Exercise inputs:
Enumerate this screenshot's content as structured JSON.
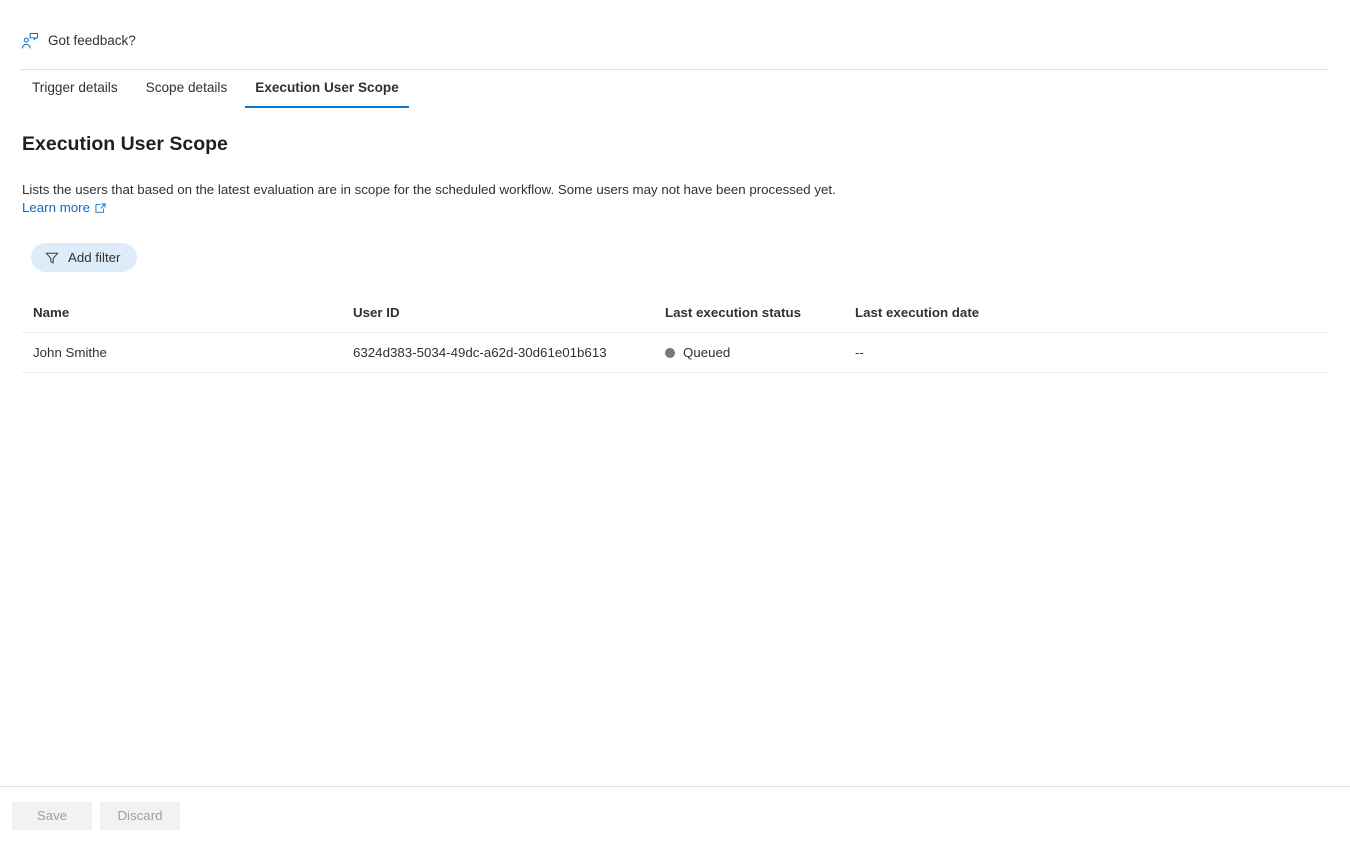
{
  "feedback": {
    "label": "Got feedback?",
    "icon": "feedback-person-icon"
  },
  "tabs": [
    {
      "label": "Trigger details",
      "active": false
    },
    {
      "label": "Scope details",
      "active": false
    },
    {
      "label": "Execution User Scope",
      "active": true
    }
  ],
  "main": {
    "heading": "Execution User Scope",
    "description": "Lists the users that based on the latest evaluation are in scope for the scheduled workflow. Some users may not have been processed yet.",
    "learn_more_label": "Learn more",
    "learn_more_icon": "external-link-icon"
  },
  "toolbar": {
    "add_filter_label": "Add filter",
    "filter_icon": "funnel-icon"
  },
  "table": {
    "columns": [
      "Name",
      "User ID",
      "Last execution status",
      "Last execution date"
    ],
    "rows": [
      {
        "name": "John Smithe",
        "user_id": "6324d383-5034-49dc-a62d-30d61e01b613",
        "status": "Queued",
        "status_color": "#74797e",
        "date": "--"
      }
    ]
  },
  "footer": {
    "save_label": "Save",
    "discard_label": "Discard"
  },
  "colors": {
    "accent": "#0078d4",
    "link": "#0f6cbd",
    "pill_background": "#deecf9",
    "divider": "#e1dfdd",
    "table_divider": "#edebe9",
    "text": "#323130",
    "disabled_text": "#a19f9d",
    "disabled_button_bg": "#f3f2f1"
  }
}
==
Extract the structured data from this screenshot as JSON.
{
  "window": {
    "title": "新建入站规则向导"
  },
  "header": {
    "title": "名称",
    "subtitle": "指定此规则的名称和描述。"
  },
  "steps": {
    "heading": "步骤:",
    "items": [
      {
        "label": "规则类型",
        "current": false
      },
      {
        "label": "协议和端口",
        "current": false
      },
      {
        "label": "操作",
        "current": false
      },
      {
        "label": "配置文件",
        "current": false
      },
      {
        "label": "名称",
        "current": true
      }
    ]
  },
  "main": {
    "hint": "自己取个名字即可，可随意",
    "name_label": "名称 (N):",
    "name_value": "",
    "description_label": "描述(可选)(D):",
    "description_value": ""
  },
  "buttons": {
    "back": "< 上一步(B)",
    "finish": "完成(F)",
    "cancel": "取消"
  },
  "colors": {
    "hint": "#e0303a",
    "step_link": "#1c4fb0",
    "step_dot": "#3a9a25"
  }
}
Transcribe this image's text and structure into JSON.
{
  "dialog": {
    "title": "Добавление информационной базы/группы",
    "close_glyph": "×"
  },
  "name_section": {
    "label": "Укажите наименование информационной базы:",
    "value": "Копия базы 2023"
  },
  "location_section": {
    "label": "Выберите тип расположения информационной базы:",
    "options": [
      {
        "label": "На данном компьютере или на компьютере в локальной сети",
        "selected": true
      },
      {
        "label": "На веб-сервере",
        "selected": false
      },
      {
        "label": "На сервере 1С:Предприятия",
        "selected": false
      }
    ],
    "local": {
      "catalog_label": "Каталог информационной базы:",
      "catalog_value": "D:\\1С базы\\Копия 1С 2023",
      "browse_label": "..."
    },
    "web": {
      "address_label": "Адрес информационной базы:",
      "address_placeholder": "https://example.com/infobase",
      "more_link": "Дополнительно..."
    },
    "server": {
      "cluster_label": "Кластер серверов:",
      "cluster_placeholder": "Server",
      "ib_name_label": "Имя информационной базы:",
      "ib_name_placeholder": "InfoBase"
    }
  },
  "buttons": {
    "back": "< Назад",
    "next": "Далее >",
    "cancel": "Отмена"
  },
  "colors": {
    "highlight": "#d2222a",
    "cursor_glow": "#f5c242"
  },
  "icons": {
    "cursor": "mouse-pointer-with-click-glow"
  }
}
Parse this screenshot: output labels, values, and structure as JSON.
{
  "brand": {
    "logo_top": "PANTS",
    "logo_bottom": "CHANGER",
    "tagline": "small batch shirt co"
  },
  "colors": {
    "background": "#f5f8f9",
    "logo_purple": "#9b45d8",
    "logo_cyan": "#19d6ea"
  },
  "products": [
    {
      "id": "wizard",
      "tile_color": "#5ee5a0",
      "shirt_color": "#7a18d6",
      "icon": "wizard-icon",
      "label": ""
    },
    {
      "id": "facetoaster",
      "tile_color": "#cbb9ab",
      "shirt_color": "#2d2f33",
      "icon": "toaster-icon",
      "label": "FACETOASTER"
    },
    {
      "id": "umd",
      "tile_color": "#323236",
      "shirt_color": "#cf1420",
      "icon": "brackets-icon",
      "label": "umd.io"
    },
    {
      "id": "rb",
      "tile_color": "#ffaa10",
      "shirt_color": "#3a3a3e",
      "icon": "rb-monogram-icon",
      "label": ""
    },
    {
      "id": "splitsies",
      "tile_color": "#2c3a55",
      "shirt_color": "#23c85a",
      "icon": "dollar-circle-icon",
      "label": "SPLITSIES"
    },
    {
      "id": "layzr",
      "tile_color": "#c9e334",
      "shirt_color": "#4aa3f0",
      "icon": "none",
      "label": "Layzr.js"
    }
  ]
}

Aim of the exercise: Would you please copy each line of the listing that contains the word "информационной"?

Result of this exercise:
    "title": "Добавление информационной базы/группы",
    "label": "Укажите наименование информационной базы:",
    "label": "Выберите тип расположения информационной базы:",
      "catalog_label": "Каталог информационной базы:",
      "address_label": "Адрес информационной базы:",
      "ib_name_label": "Имя информационной базы:",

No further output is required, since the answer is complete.